# Task description:
Go line by line through the entries below and copy those containing the string "true".

# Listed records:
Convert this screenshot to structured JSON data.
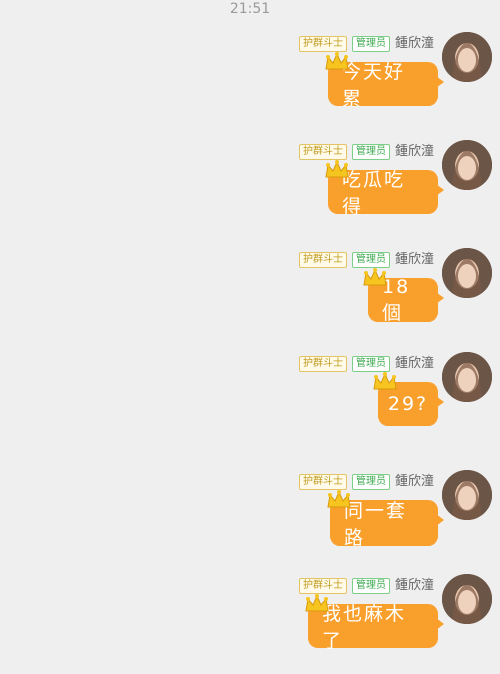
{
  "timestamp": "21:51",
  "messages": [
    {
      "name": "鍾欣潼",
      "badge_admin": "管理员",
      "badge_fan": "护群斗士",
      "text": "今天好累"
    },
    {
      "name": "鍾欣潼",
      "badge_admin": "管理员",
      "badge_fan": "护群斗士",
      "text": "吃瓜吃得"
    },
    {
      "name": "鍾欣潼",
      "badge_admin": "管理员",
      "badge_fan": "护群斗士",
      "text": "18個"
    },
    {
      "name": "鍾欣潼",
      "badge_admin": "管理员",
      "badge_fan": "护群斗士",
      "text": "29?"
    },
    {
      "name": "鍾欣潼",
      "badge_admin": "管理员",
      "badge_fan": "护群斗士",
      "text": "同一套路"
    },
    {
      "name": "鍾欣潼",
      "badge_admin": "管理员",
      "badge_fan": "护群斗士",
      "text": "我也麻木了"
    }
  ],
  "icons": {
    "avatar": "profile-photo",
    "crown": "crown-icon"
  },
  "colors": {
    "bubble": "#f99f2b",
    "admin_badge": "#3ea84f",
    "fan_badge": "#c19a1f",
    "background": "#efefef"
  }
}
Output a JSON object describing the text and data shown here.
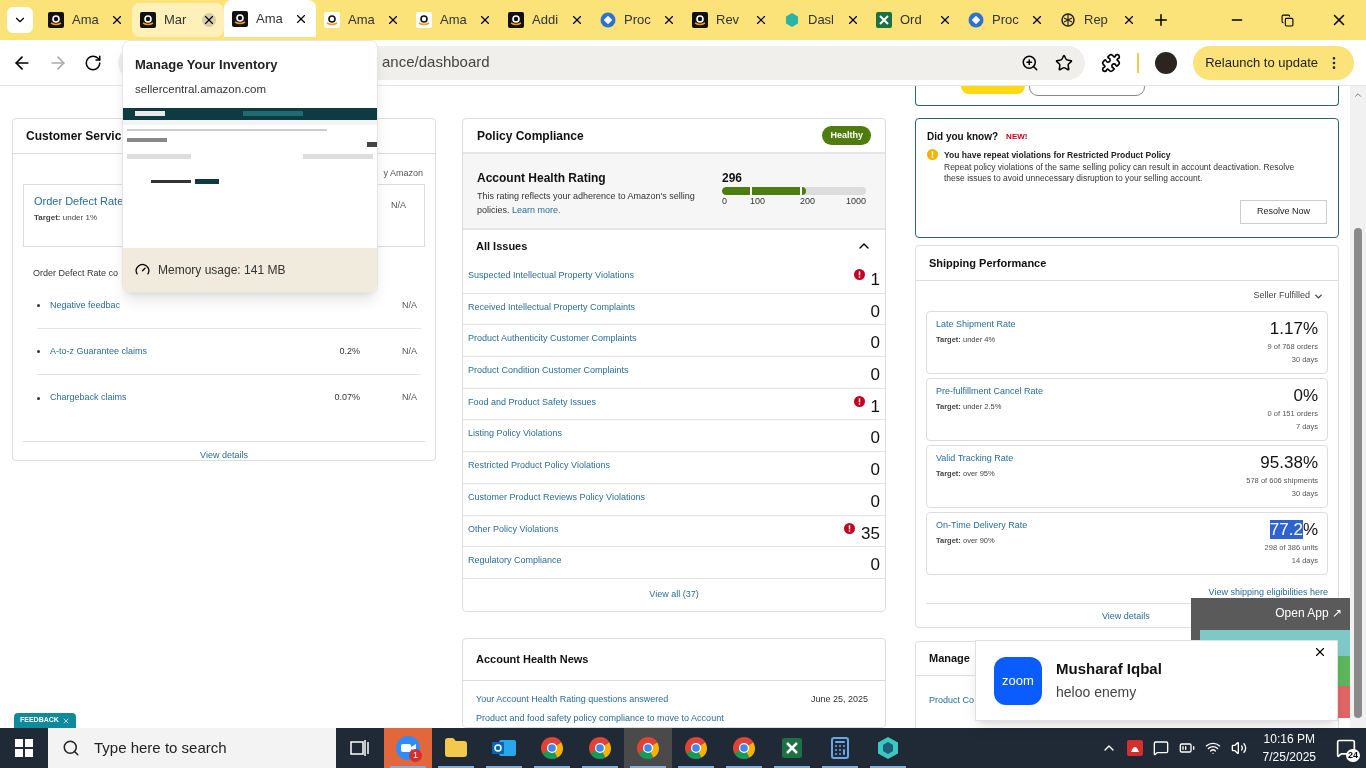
{
  "browser": {
    "tabs": [
      {
        "label": "Ama",
        "kind": "amazon",
        "selected": false,
        "hovered": false
      },
      {
        "label": "Mar",
        "kind": "amazon",
        "selected": false,
        "hovered": true
      },
      {
        "label": "Ama",
        "kind": "amazon",
        "selected": true,
        "hovered": false
      },
      {
        "label": "Ama",
        "kind": "amazon-light",
        "selected": false,
        "hovered": false
      },
      {
        "label": "Ama",
        "kind": "amazon-light",
        "selected": false,
        "hovered": false
      },
      {
        "label": "Addi",
        "kind": "amazon",
        "selected": false,
        "hovered": false
      },
      {
        "label": "Proc",
        "kind": "blue-badge",
        "selected": false,
        "hovered": false
      },
      {
        "label": "Rev",
        "kind": "amazon",
        "selected": false,
        "hovered": false
      },
      {
        "label": "Dasl",
        "kind": "teal-hex",
        "selected": false,
        "hovered": false
      },
      {
        "label": "Ord",
        "kind": "excel",
        "selected": false,
        "hovered": false
      },
      {
        "label": "Proc",
        "kind": "blue-badge",
        "selected": false,
        "hovered": false
      },
      {
        "label": "Rep",
        "kind": "knot",
        "selected": false,
        "hovered": false
      }
    ],
    "address": "ance/dashboard",
    "relaunch_button": "Relaunch to update"
  },
  "tab_preview": {
    "title": "Manage Your Inventory",
    "url": "sellercentral.amazon.com",
    "memory": "Memory usage: 141 MB"
  },
  "customer_service": {
    "title": "Customer Servic",
    "column_label": "y Amazon",
    "main_metric": {
      "name": "Order Defect Rate",
      "target_label": "Target:",
      "target": "under 1%",
      "value": "N/A"
    },
    "breakdown_label": "Order Defect Rate co",
    "rows": [
      {
        "name": "Negative feedbac",
        "value": "",
        "amazon": "N/A"
      },
      {
        "name": "A-to-z Guarantee claims",
        "value": "0.2%",
        "amazon": "N/A"
      },
      {
        "name": "Chargeback claims",
        "value": "0.07%",
        "amazon": "N/A"
      }
    ],
    "link": "View details"
  },
  "policy_compliance": {
    "title": "Policy Compliance",
    "status_label": "Healthy",
    "rating": {
      "title": "Account Health Rating",
      "description": "This rating reflects your adherence to Amazon's selling policies.",
      "learn_more": "Learn more.",
      "score": "296",
      "level": 0.58,
      "ticks": [
        "0",
        "100",
        "200",
        "1000"
      ]
    },
    "issues_title": "All Issues",
    "issues_expanded": true,
    "issues": [
      {
        "name": "Suspected Intellectual Property Violations",
        "count": "1",
        "alert": true
      },
      {
        "name": "Received Intellectual Property Complaints",
        "count": "0",
        "alert": false
      },
      {
        "name": "Product Authenticity Customer Complaints",
        "count": "0",
        "alert": false
      },
      {
        "name": "Product Condition Customer Complaints",
        "count": "0",
        "alert": false
      },
      {
        "name": "Food and Product Safety Issues",
        "count": "1",
        "alert": true
      },
      {
        "name": "Listing Policy Violations",
        "count": "0",
        "alert": false
      },
      {
        "name": "Restricted Product Policy Violations",
        "count": "0",
        "alert": false
      },
      {
        "name": "Customer Product Reviews Policy Violations",
        "count": "0",
        "alert": false
      },
      {
        "name": "Other Policy Violations",
        "count": "35",
        "alert": true
      },
      {
        "name": "Regulatory Compliance",
        "count": "0",
        "alert": false
      }
    ],
    "link": "View all (37)"
  },
  "account_health_news": {
    "title": "Account Health News",
    "items": [
      {
        "title": "Your Account Health Rating questions answered",
        "date": "June 25, 2025"
      },
      {
        "title": "Product and food safety policy compliance to move to Account"
      }
    ]
  },
  "did_you_know": {
    "title": "Did you know?",
    "badge": "NEW!",
    "heading": "You have repeat violations for Restricted Product Policy",
    "body": "Repeat policy violations of the same selling policy can result in account deactivation. Resolve these issues to avoid unnecessary disruption to your selling account.",
    "button": "Resolve Now"
  },
  "shipping_performance": {
    "title": "Shipping Performance",
    "filter": "Seller Fulfilled",
    "metrics": [
      {
        "name": "Late Shipment Rate",
        "target_label": "Target:",
        "target": "under 4%",
        "value": "1.17",
        "unit": "%",
        "highlighted": false,
        "detail": "9 of 768 orders",
        "period": "30 days"
      },
      {
        "name": "Pre-fulfillment Cancel Rate",
        "target_label": "Target:",
        "target": "under 2.5%",
        "value": "0",
        "unit": "%",
        "highlighted": false,
        "detail": "0 of 151 orders",
        "period": "7 days"
      },
      {
        "name": "Valid Tracking Rate",
        "target_label": "Target:",
        "target": "over 95%",
        "value": "95.38",
        "unit": "%",
        "highlighted": false,
        "detail": "578 of 606 shipments",
        "period": "30 days"
      },
      {
        "name": "On-Time Delivery Rate",
        "target_label": "Target:",
        "target": "over 90%",
        "value": "77.2",
        "unit": "%",
        "highlighted": true,
        "detail": "298 of 386 units",
        "period": "14 days"
      }
    ],
    "eligibility_link": "View shipping eligibilities here",
    "link": "View details"
  },
  "manage_card": {
    "title": "Manage",
    "row": "Product Co"
  },
  "open_app": {
    "label": "Open App ↗"
  },
  "notification": {
    "logo": "zoom",
    "sender": "Musharaf Iqbal",
    "message": "heloo enemy"
  },
  "feedback": {
    "label": "FEEDBACK"
  },
  "taskbar": {
    "search_placeholder": "Type here to search",
    "apps": [
      {
        "kind": "zoom",
        "selected": false,
        "badge": "1"
      },
      {
        "kind": "folder",
        "selected": false
      },
      {
        "kind": "outlook",
        "selected": false
      },
      {
        "kind": "chrome",
        "selected": false
      },
      {
        "kind": "chrome",
        "selected": false
      },
      {
        "kind": "chrome",
        "selected": true
      },
      {
        "kind": "chrome",
        "selected": false
      },
      {
        "kind": "chrome",
        "selected": false
      },
      {
        "kind": "excel",
        "selected": false
      },
      {
        "kind": "calculator",
        "selected": false
      },
      {
        "kind": "teal",
        "selected": false
      }
    ],
    "time": "10:16 PM",
    "date": "7/25/2025",
    "notifications": "24"
  }
}
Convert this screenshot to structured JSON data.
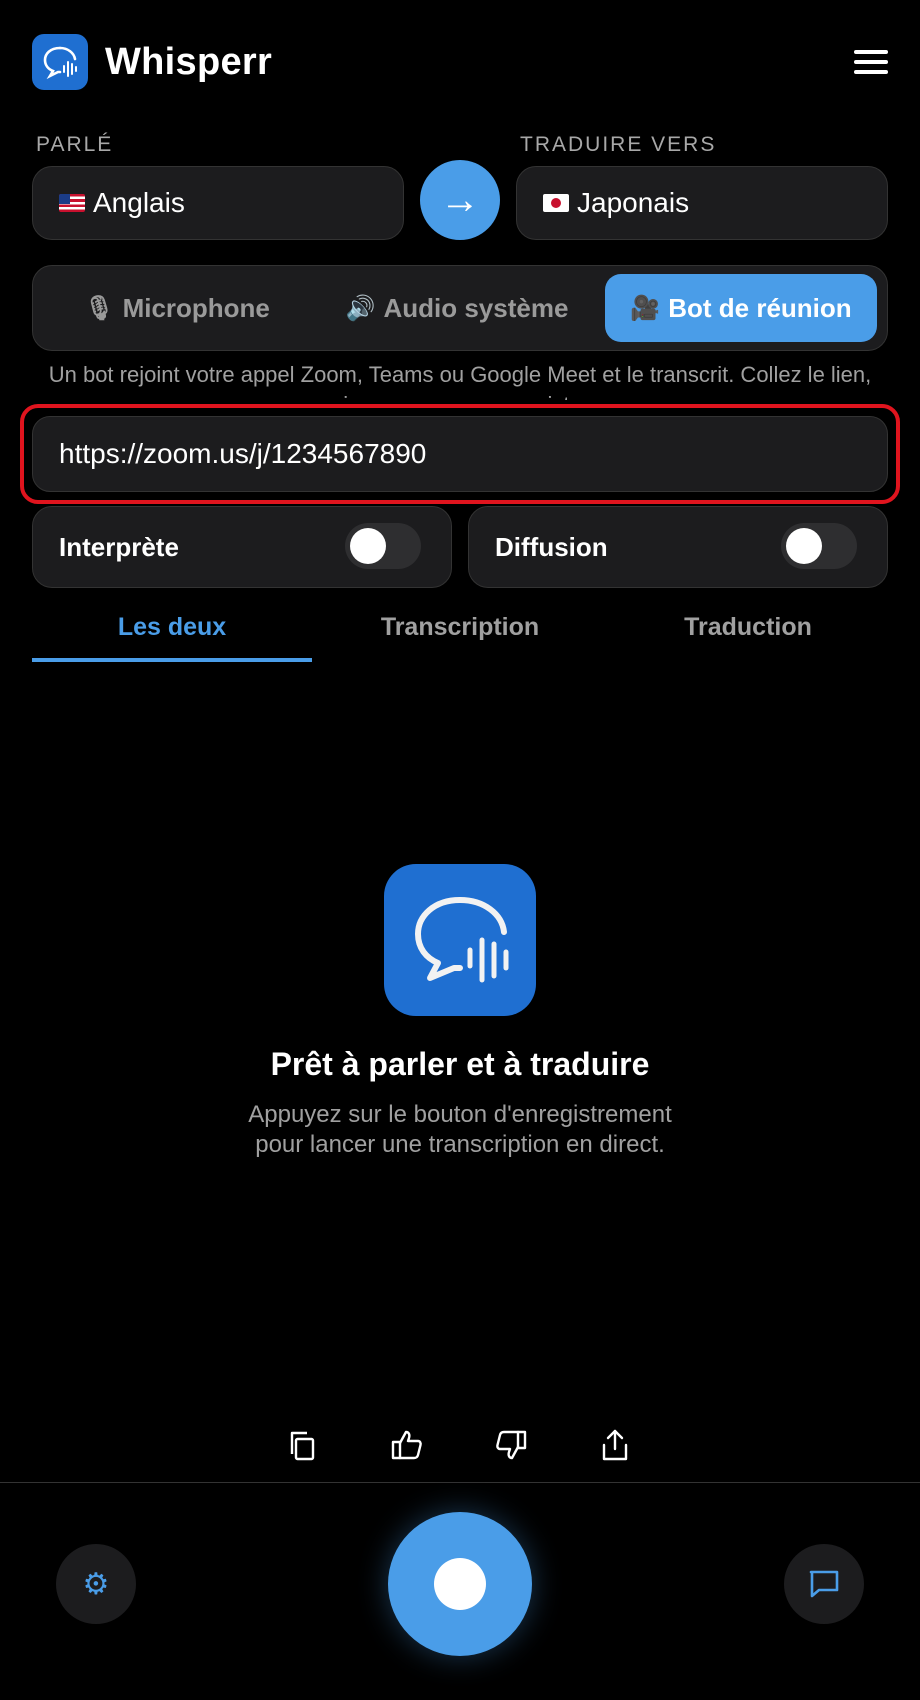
{
  "app": {
    "title": "Whisperr"
  },
  "languages": {
    "source_label": "PARLÉ",
    "source_value": "Anglais",
    "target_label": "TRADUIRE VERS",
    "target_value": "Japonais",
    "swap_glyph": "→"
  },
  "modes": [
    {
      "label": "Microphone",
      "icon": "microphone-icon",
      "glyph": "🎙",
      "active": false
    },
    {
      "label": "Audio système",
      "icon": "speaker-icon",
      "glyph": "🔊",
      "active": false
    },
    {
      "label": "Bot de réunion",
      "icon": "video-camera-icon",
      "glyph": "🎥",
      "active": true
    }
  ],
  "helper_text": "Un bot rejoint votre appel Zoom, Teams ou Google Meet et le transcrit. Collez le lien, puis appuyez sur enregistrer.",
  "meeting_url": {
    "value": "https://zoom.us/j/1234567890"
  },
  "toggles": [
    {
      "label": "Interprète",
      "on": false
    },
    {
      "label": "Diffusion",
      "on": false
    }
  ],
  "tabs": [
    {
      "label": "Les deux",
      "active": true
    },
    {
      "label": "Transcription",
      "active": false
    },
    {
      "label": "Traduction",
      "active": false
    }
  ],
  "empty_state": {
    "title": "Prêt à parler et à traduire",
    "description": "Appuyez sur le bouton d'enregistrement pour lancer une transcription en direct."
  },
  "action_icons": [
    "copy-icon",
    "thumbs-up-icon",
    "thumbs-down-icon",
    "share-icon"
  ],
  "bottom_bar": {
    "settings_glyph": "⚙"
  },
  "colors": {
    "accent": "#4a9de8",
    "brand": "#1f6fd1",
    "highlight": "#e0141e",
    "surface": "#1c1c1e"
  }
}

# Written solution:
        "hovered": true
        "selected": true,
    "issues_expanded": true,
        "alert": true
        "alert": true
        "alert": true
        "highlighted": true,
        "selected": true
      "active": true
      "active": true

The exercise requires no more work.